**INSTRUCTIONS TO FOLLOW**
Any picture among the records should be left out, please; retype the rest exactly.

:: THE DATA ::

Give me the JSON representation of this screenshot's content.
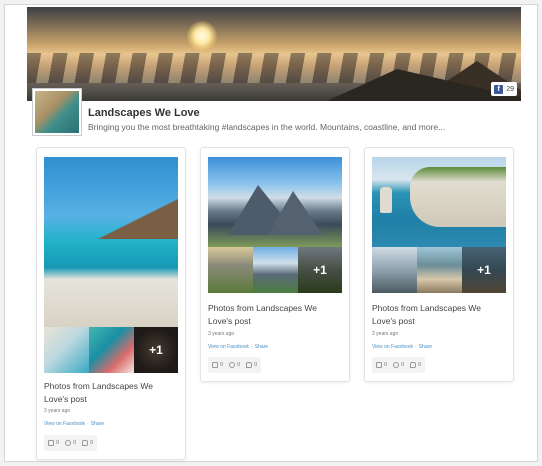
{
  "page": {
    "title": "Landscapes We Love",
    "description": "Bringing you the most breathtaking #landscapes in the world. Mountains, coastline, and more...",
    "like_count": "29"
  },
  "posts": [
    {
      "title": "Photos from Landscapes We Love's post",
      "time": "3 years ago",
      "view_link": "View on Facebook",
      "share_link": "Share",
      "likes": "0",
      "comments": "0",
      "shares": "0",
      "more_count": "+1"
    },
    {
      "title": "Photos from Landscapes We Love's post",
      "time": "3 years ago",
      "view_link": "View on Facebook",
      "share_link": "Share",
      "likes": "0",
      "comments": "0",
      "shares": "0",
      "more_count": "+1"
    },
    {
      "title": "Photos from Landscapes We Love's post",
      "time": "3 years ago",
      "view_link": "View on Facebook",
      "share_link": "Share",
      "likes": "0",
      "comments": "0",
      "shares": "0",
      "more_count": "+1"
    }
  ],
  "colors": {
    "link": "#4a8fc4",
    "facebook": "#3b5998"
  }
}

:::

**ANSWER SECTION**
Give me the JSON representation of this screenshot's content.
{
  "page": {
    "title": "Landscapes We Love",
    "description": "Bringing you the most breathtaking #landscapes in the world. Mountains, coastline, and more...",
    "like_count": "29"
  },
  "posts": [
    {
      "title": "Photos from Landscapes We Love's post",
      "time": "3 years ago",
      "view_link": "View on Facebook",
      "share_link": "Share",
      "likes": "0",
      "comments": "0",
      "shares": "0",
      "more_count": "+1"
    },
    {
      "title": "Photos from Landscapes We Love's post",
      "time": "3 years ago",
      "view_link": "View on Facebook",
      "share_link": "Share",
      "likes": "0",
      "comments": "0",
      "shares": "0",
      "more_count": "+1"
    },
    {
      "title": "Photos from Landscapes We Love's post",
      "time": "3 years ago",
      "view_link": "View on Facebook",
      "share_link": "Share",
      "likes": "0",
      "comments": "0",
      "shares": "0",
      "more_count": "+1"
    }
  ],
  "colors": {
    "link": "#4a8fc4",
    "facebook": "#3b5998"
  }
}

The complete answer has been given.